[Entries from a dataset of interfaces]
#####

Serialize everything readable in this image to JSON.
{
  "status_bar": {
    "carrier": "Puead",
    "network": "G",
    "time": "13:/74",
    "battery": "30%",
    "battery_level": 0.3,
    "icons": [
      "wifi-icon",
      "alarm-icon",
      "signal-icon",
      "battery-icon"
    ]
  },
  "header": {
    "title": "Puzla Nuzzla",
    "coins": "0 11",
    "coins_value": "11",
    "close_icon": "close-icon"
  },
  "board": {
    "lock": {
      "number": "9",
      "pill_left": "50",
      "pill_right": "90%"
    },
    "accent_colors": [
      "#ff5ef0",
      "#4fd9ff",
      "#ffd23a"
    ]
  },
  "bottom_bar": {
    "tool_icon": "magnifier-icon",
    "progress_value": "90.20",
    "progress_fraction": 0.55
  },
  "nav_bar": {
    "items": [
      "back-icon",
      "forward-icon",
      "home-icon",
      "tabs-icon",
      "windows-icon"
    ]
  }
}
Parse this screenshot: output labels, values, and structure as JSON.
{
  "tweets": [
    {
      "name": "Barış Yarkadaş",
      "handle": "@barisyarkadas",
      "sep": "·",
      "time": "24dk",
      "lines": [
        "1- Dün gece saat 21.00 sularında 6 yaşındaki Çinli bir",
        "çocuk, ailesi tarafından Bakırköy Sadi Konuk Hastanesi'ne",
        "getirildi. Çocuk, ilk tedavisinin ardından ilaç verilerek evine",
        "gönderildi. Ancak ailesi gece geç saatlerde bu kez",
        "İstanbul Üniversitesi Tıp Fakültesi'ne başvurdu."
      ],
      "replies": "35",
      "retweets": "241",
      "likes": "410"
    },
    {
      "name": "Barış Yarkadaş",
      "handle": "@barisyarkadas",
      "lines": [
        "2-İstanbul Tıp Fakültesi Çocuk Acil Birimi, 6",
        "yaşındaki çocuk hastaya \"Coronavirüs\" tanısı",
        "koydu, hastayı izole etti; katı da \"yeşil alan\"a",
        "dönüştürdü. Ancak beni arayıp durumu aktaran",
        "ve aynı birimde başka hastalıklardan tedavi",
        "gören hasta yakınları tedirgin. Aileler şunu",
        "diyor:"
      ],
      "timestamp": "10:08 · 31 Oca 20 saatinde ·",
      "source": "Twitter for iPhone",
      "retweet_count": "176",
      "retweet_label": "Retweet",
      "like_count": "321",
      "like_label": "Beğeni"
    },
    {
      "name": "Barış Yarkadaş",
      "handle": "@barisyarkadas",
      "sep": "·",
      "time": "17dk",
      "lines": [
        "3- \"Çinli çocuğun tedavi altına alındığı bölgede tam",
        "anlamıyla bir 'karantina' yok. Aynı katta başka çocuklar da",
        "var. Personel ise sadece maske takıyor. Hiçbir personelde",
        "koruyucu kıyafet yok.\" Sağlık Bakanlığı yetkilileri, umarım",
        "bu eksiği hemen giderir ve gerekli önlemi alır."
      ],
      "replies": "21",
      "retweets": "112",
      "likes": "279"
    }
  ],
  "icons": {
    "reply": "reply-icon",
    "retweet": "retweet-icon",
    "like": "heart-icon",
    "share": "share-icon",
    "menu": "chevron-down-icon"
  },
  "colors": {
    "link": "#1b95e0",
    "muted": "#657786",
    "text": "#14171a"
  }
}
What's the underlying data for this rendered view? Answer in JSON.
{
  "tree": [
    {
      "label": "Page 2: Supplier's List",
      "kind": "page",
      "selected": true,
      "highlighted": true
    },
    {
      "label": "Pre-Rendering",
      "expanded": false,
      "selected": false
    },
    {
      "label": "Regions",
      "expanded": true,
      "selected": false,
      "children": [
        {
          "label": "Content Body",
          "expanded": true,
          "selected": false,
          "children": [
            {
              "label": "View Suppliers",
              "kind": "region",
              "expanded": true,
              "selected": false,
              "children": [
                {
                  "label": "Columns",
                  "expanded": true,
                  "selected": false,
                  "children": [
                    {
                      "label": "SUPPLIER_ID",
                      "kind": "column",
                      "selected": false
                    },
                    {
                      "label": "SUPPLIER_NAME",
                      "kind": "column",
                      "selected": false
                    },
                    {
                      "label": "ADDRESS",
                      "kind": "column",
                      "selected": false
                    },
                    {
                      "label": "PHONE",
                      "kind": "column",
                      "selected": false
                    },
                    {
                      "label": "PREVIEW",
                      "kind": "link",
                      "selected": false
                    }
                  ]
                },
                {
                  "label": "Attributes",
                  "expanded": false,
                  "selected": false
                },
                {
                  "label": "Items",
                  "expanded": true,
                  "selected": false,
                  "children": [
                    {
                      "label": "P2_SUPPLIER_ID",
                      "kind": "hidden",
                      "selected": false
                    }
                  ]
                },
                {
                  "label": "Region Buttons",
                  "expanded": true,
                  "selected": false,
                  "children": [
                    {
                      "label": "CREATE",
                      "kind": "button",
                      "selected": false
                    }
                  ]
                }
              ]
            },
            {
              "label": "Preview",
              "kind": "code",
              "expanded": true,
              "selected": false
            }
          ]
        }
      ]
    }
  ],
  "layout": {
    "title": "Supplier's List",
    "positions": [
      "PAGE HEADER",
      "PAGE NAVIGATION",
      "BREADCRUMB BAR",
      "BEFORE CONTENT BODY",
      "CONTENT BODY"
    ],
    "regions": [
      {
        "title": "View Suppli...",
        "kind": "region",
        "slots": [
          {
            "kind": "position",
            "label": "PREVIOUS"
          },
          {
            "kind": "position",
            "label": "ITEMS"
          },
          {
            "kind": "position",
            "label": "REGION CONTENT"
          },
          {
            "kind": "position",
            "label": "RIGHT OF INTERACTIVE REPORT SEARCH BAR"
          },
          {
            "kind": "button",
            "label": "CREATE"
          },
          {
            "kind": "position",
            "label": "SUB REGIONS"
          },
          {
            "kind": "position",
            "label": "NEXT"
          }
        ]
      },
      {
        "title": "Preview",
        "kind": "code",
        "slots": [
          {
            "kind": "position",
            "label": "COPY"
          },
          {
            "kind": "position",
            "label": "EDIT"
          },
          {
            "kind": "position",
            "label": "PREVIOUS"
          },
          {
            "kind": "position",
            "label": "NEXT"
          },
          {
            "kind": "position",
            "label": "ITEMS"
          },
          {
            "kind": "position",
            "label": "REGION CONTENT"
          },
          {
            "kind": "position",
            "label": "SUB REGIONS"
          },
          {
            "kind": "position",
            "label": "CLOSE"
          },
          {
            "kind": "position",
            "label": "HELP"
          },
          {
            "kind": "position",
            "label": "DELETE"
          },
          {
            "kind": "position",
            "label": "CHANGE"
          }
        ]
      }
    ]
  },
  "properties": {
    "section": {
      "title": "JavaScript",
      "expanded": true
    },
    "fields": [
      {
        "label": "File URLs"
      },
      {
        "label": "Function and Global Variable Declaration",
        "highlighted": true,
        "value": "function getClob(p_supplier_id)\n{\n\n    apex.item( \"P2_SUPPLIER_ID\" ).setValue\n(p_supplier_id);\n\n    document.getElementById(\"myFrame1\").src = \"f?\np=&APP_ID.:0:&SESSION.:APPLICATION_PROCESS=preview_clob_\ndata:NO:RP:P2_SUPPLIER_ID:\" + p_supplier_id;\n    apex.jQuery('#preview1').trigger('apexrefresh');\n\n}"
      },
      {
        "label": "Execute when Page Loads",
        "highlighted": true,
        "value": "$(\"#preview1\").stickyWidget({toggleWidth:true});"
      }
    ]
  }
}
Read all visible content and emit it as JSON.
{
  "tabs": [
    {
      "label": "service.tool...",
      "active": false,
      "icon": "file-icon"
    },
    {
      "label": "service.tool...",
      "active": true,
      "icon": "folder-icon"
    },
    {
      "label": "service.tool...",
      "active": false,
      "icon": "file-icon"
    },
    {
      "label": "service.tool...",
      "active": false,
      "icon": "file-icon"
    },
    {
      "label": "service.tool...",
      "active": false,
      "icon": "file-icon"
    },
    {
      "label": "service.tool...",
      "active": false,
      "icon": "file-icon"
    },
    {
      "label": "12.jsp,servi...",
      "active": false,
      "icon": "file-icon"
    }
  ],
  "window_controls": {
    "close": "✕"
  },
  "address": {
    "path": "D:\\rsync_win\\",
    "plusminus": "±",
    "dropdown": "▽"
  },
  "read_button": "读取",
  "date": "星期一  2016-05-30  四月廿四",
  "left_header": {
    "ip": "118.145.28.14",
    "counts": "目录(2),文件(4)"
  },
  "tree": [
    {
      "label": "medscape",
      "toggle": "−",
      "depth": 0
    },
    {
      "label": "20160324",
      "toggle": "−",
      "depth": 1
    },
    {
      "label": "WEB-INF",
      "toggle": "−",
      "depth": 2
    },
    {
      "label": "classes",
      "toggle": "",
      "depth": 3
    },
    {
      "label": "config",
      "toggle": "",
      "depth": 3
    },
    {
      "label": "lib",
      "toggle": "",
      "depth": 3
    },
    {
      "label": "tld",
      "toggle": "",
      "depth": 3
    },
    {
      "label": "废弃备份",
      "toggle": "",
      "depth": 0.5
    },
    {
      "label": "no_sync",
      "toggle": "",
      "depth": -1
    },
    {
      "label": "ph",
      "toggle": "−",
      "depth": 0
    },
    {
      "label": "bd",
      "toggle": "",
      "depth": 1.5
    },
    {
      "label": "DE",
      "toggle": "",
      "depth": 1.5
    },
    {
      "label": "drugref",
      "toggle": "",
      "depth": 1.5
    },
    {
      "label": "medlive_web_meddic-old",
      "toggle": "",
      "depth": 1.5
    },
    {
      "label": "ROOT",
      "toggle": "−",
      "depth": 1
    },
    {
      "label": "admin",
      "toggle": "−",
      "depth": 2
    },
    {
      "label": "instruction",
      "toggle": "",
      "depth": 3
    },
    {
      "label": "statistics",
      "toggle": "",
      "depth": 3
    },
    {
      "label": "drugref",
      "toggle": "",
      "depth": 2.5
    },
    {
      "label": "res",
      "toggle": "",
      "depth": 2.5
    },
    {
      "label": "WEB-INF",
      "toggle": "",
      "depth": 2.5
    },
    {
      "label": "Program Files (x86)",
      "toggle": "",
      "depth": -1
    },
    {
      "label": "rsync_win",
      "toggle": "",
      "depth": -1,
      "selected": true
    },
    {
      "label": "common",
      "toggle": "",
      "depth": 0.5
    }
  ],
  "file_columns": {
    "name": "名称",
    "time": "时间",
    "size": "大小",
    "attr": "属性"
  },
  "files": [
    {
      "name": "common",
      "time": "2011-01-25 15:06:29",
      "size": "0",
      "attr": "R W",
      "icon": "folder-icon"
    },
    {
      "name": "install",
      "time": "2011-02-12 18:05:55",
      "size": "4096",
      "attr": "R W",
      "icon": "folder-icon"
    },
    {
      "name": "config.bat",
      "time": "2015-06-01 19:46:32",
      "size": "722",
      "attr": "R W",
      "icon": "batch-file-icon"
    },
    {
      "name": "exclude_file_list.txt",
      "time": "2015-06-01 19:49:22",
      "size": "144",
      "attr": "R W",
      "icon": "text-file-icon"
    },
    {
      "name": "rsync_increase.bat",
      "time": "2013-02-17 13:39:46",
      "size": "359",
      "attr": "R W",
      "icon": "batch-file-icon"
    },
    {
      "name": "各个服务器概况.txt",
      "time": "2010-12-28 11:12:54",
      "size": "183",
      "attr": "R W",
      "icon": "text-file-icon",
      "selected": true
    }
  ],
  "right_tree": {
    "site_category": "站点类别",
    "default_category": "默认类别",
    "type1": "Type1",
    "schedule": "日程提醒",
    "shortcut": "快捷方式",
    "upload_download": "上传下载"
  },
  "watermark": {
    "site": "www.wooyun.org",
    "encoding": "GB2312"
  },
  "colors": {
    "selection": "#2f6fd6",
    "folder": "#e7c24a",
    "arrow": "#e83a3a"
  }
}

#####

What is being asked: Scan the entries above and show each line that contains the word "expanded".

Written solution:
      "expanded": false,
      "expanded": true,
          "expanded": true,
              "expanded": true,
                  "expanded": true,
                  "expanded": false,
                  "expanded": true,
                  "expanded": true,
              "expanded": true,
      "expanded": true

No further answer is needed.